Exercise instructions:
A single figure is the whole answer: the number of lines in the records that contain "solutions".

Entries provided:
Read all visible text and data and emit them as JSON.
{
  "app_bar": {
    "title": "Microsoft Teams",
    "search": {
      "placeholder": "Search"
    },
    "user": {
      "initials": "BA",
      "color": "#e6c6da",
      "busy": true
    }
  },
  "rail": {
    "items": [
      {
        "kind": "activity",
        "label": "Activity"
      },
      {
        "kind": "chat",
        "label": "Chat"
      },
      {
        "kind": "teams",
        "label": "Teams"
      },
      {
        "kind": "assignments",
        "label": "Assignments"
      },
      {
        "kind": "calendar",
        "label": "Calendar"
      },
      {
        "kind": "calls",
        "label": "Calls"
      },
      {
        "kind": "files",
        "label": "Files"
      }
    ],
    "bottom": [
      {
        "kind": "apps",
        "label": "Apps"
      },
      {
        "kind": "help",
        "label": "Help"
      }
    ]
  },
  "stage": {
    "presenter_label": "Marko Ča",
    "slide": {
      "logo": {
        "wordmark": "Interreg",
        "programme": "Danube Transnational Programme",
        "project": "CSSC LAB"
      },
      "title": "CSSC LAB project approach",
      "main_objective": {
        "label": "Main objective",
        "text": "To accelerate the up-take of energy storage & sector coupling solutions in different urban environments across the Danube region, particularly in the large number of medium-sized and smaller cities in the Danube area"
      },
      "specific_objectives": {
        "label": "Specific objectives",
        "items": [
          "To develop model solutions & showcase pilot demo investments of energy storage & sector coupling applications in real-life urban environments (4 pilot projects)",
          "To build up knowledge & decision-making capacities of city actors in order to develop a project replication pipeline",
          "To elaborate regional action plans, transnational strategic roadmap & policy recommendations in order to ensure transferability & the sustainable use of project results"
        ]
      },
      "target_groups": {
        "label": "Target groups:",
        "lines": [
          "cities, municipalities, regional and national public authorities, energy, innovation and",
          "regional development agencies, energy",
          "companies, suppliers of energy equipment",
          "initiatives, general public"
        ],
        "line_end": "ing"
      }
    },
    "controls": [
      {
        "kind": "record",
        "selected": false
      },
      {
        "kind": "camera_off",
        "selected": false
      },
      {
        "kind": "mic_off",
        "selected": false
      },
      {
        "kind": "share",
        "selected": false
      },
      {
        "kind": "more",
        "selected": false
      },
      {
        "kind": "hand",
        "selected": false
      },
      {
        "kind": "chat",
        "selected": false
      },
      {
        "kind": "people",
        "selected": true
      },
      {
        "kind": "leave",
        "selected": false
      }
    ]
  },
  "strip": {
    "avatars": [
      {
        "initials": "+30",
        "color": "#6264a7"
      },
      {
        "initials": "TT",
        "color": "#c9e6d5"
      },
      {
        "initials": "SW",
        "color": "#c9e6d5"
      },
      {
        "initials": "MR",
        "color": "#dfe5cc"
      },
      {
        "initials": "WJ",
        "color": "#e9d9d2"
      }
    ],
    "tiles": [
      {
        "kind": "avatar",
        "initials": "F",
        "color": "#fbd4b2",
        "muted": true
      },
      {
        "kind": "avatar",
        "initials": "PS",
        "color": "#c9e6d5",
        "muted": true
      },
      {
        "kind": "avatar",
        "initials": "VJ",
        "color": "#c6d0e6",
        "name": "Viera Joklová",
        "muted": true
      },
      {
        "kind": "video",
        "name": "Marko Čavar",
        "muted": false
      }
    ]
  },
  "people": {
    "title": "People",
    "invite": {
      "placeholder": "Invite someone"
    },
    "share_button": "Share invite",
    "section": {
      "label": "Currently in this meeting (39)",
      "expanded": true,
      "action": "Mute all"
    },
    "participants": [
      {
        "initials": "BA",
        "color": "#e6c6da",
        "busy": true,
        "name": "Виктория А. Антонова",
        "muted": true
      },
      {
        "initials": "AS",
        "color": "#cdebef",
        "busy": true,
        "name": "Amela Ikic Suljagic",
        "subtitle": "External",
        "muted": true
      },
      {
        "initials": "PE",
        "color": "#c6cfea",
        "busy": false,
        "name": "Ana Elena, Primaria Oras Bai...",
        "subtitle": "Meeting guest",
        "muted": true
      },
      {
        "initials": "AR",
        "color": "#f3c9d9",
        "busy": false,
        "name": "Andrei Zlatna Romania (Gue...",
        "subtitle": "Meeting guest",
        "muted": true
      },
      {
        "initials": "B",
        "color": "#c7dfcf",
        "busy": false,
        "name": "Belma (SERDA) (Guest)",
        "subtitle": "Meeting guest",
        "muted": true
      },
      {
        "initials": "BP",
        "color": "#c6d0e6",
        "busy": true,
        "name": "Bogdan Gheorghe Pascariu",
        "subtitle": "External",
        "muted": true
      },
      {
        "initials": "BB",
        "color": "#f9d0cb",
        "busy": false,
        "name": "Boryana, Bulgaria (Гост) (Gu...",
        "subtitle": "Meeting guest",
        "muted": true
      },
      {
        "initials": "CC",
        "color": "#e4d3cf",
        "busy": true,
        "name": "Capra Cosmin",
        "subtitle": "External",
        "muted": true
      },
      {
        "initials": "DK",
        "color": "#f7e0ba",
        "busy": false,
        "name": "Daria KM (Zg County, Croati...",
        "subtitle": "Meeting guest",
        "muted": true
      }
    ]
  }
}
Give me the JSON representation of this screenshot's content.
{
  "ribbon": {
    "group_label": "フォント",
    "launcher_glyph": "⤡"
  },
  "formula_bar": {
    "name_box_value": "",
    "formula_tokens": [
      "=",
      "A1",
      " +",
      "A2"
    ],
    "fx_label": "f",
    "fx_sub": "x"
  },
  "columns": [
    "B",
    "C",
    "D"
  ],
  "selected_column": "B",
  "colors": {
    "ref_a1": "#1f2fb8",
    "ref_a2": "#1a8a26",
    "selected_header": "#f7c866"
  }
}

Response area:
2